People often put a lot of faith in a midi score and don’t realise that the slightest discrepancy in rhythm or pitch (when played in on a keyboard) results in an inaccurate print out of the music represented. Sometimes this can take the form of many tiny note values tied onto the next in it’s attempt to rationalise the rhythm of the music. This can mean that the music is often scored with highly complex rhythms that no musician could easily read or play. Another common problem is the incorrect use of enharmonic notes. Enharmonic notes are those that differ from each other in name but not in pitch (e.g a Bb and an A#). This means that a session musician can be playing in a ‘flat key’ and half the notes are printed out as sharps which throws the musician and can mean that they are temporarily unable to understand the notes at speed. Recording has to stop whilst the session musicians work out what the part should be – often spending quite some time re-notating the score.
On a more subtle level, a midi score is rather like a rough sketch of a painting without any of the details. There are no dynamic markings, articulations, slurs or marks of expression so providing this to a group of studio musicians is asking them to use a lot of guesswork in how they’ll play the music.

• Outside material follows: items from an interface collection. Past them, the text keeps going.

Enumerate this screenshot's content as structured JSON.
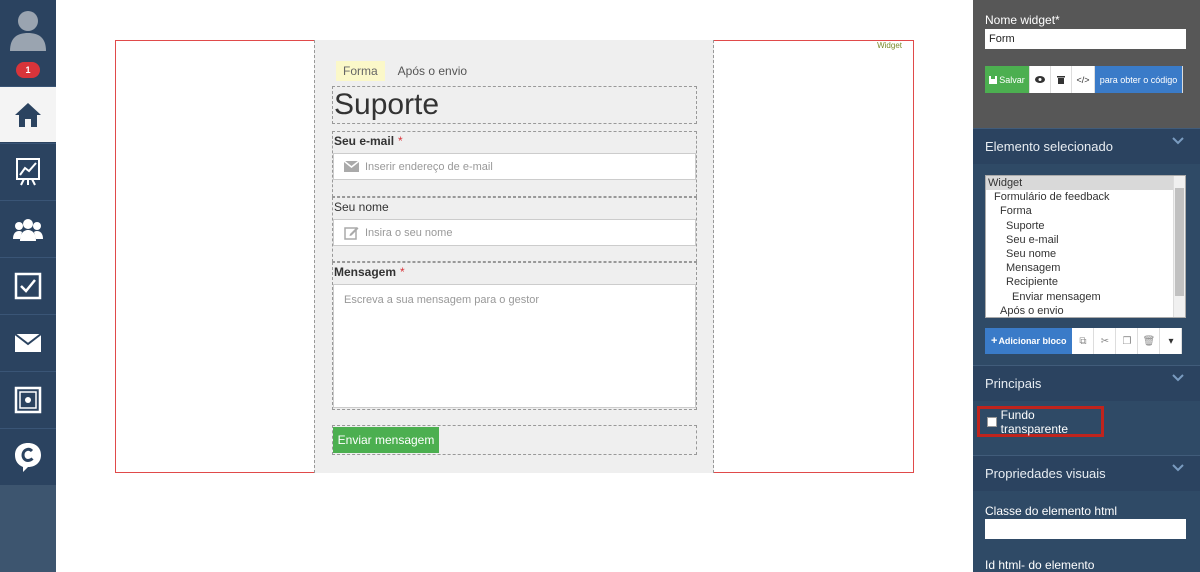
{
  "sidebar": {
    "notification_count": "1",
    "items": [
      {
        "icon": "home-icon"
      },
      {
        "icon": "chart-icon"
      },
      {
        "icon": "users-icon"
      },
      {
        "icon": "checkbox-icon"
      },
      {
        "icon": "mail-icon"
      },
      {
        "icon": "safe-icon"
      },
      {
        "icon": "chat-logo-icon"
      }
    ]
  },
  "canvas": {
    "widget_tag": "Widget",
    "tabs": [
      {
        "label": "Forma"
      },
      {
        "label": "Após o envio"
      }
    ],
    "form_title": "Suporte",
    "email_label": "Seu e-mail",
    "email_required": "*",
    "email_placeholder": "Inserir endereço de e-mail",
    "name_label": "Seu nome",
    "name_placeholder": "Insira o seu nome",
    "message_label": "Mensagem",
    "message_required": "*",
    "message_placeholder": "Escreva a sua mensagem para o gestor",
    "send_button": "Enviar mensagem"
  },
  "panel": {
    "widget_name_label": "Nome widget*",
    "widget_name_value": "Form",
    "save_button": "Salvar",
    "get_code_button": "para obter o código",
    "selected_element_title": "Elemento selecionado",
    "tree": [
      {
        "label": "Widget",
        "indent": 0,
        "selected": true
      },
      {
        "label": "Formulário de feedback",
        "indent": 1
      },
      {
        "label": "Forma",
        "indent": 2
      },
      {
        "label": "Suporte",
        "indent": 3
      },
      {
        "label": "Seu e-mail",
        "indent": 3
      },
      {
        "label": "Seu nome",
        "indent": 3
      },
      {
        "label": "Mensagem",
        "indent": 3
      },
      {
        "label": "Recipiente",
        "indent": 3
      },
      {
        "label": "Enviar mensagem",
        "indent": 4
      },
      {
        "label": "Após o envio",
        "indent": 2
      }
    ],
    "add_block_button": "Adicionar bloco",
    "main_section_title": "Principais",
    "transparent_bg_label": "Fundo transparente",
    "visual_props_title": "Propriedades visuais",
    "html_class_label": "Classe do elemento html",
    "html_class_value": "",
    "html_id_label": "Id html- do elemento"
  },
  "colors": {
    "sidebar_bg": "#2b4360",
    "accent_green": "#4caf50",
    "accent_blue": "#3a7bc8",
    "highlight_red": "#c0241d"
  }
}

All of this wastes valuable recording time and when the clients have hired professional string players, this can amount to money down the drain as the clock ticks by and they try and make sense of the score.
Although deciding against the professional services of an orchestrator or string arranger might seem like saving money, providing session musicians with a computer generated score means there will almost certainly be parts which are unclear, lack detail or in the worst case scenario can mean the final recording doesn’t sound as it was intended to. String parts in particular are best written by someone who understands how a stringed instrument is played (see previous blog entries on the drawback of composing string parts on a keyboard).

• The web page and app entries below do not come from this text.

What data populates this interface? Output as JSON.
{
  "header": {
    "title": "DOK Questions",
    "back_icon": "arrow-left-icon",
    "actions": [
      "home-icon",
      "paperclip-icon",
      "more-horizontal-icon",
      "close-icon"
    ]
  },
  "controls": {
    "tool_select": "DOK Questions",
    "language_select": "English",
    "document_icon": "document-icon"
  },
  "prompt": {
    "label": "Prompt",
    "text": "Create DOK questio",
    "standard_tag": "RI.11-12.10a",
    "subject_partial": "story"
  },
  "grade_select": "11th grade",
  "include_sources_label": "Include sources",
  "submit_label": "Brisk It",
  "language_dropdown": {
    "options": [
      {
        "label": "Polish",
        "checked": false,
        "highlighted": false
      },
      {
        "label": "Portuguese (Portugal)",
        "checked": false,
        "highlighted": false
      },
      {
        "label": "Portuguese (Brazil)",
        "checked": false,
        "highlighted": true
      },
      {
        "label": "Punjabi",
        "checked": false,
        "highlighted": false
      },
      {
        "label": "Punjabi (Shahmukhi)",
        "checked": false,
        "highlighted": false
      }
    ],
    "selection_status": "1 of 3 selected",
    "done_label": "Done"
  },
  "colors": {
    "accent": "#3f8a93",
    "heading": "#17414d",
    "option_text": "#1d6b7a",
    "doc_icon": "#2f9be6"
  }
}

When we are sent a score generated by midi, there are almost always problems with clefs (such as the viola being written in the treble clef) and notes out of the range of a real instrument – despite the program saying it should be playable.
Arranging and orchestrating is something which requires training and subtlety – and a computer as yet can’t match the accuracy and detail of a trained arranger.